Communication Disorders in Literature and Media (3 credits). This course
serves as the introduction to speech-language pathology and Audiology and is
also a liberal studies course (can also be used for the liberal studies
requirements at NAU in the applied sciences category).
Phonetics (3 credits). This course addresses the way speech sounds are made,
the special symbols used to represent them, and their acoustic and perceptual
SST 251: Anatomy
and Physiology of the Speech and hearing Mechanism (3 credits). This course
looks at the structure of the speech mechanism, muscles, and neurology involved
with speech production.
Training Module for Speech-Language Pathology Assistants: Childhood
Communication Disorders (3). This course examines the typical speech,

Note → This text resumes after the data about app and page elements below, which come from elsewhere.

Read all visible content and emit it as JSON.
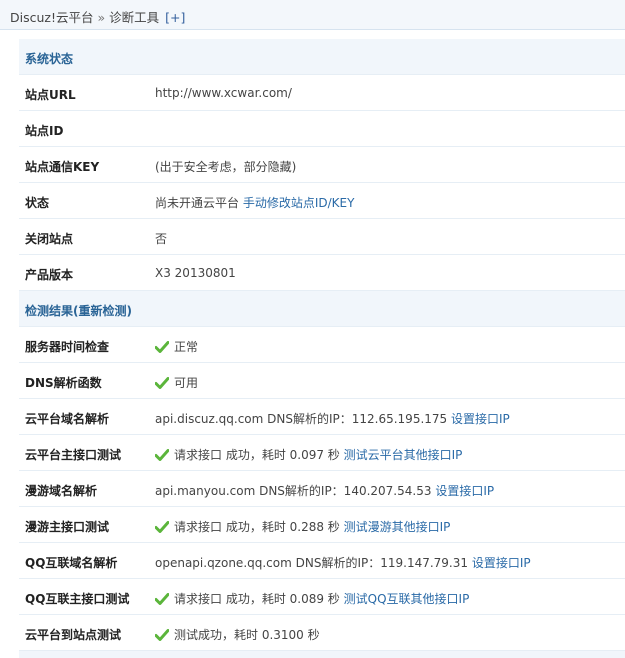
{
  "breadcrumb": {
    "root": "Discuz!云平台",
    "separator": "»",
    "current": "诊断工具",
    "toggle": "[+]"
  },
  "site_status": {
    "title": "系统状态",
    "rows": {
      "site_url": {
        "label": "站点URL",
        "value": "http://www.xcwar.com/"
      },
      "site_id": {
        "label": "站点ID",
        "value": ""
      },
      "site_key": {
        "label": "站点通信KEY",
        "value": "(出于安全考虑，部分隐藏)"
      },
      "status": {
        "label": "状态",
        "text": "尚未开通云平台",
        "link": "手动修改站点ID/KEY"
      },
      "site_closed": {
        "label": "关闭站点",
        "value": "否"
      },
      "version": {
        "label": "产品版本",
        "value": "X3 20130801"
      }
    }
  },
  "results": {
    "title": "检测结果",
    "recheck": "(重新检测)",
    "rows": {
      "server_time": {
        "label": "服务器时间检查",
        "value": "正常"
      },
      "dns_func": {
        "label": "DNS解析函数",
        "value": "可用"
      },
      "cloud_dns": {
        "label": "云平台域名解析",
        "text": "api.discuz.qq.com DNS解析的IP：112.65.195.175",
        "link": "设置接口IP"
      },
      "cloud_api": {
        "label": "云平台主接口测试",
        "text": "请求接口 成功，耗时 0.097 秒",
        "link": "测试云平台其他接口IP"
      },
      "manyou_dns": {
        "label": "漫游域名解析",
        "text": "api.manyou.com DNS解析的IP：140.207.54.53",
        "link": "设置接口IP"
      },
      "manyou_api": {
        "label": "漫游主接口测试",
        "text": "请求接口 成功，耗时 0.288 秒",
        "link": "测试漫游其他接口IP"
      },
      "qq_dns": {
        "label": "QQ互联域名解析",
        "text": "openapi.qzone.qq.com DNS解析的IP：119.147.79.31",
        "link": "设置接口IP"
      },
      "qq_api": {
        "label": "QQ互联主接口测试",
        "text": "请求接口 成功，耗时 0.089 秒",
        "link": "测试QQ互联其他接口IP"
      },
      "cloud_to_site": {
        "label": "云平台到站点测试",
        "value": "测试成功，耗时 0.3100 秒"
      }
    }
  },
  "colors": {
    "link": "#2a6aa7",
    "section_title": "#2a6496",
    "section_bg": "#f1f6fb",
    "check": "#5bb53b"
  },
  "icons": {
    "ok": "check-icon"
  }
}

voice, language, and hearing pathologies seen in young children. It
includes but is not limited to articulation, fluency, phonology, and
developmental language disorders. It also addresses developmental apraxia
of speech and childhood dysarthria and dysphagia as seen in children with
cerebral palsy and muscular dystrophy.
Training Module for Speech-Language Pathology Assistants: Adult Neurogenic
Communication Disorders (3). This course addresses aphasia, apraxia of speech
and the dysarthrias typically seen in adults. Cognitive disorders as seen
in traumatic brain injuries (TBI) as well as adult dysphagia are also
Training Module for Speech-Language Pathology Assistants: Speech and Hearing
Screening and Therapeutic Principles (3). This course is specifically
designed to provide speech-language pathology assistants with the ASHA
(American Speech-Language-Hearing Association) approved in screening and
Case Studies and Management for Speech-Language Pathology Assistants (3). This
course is designed to provide the student with actual cases seen by the
instructor (or staff) and a review of diagnostic and treatment strategies.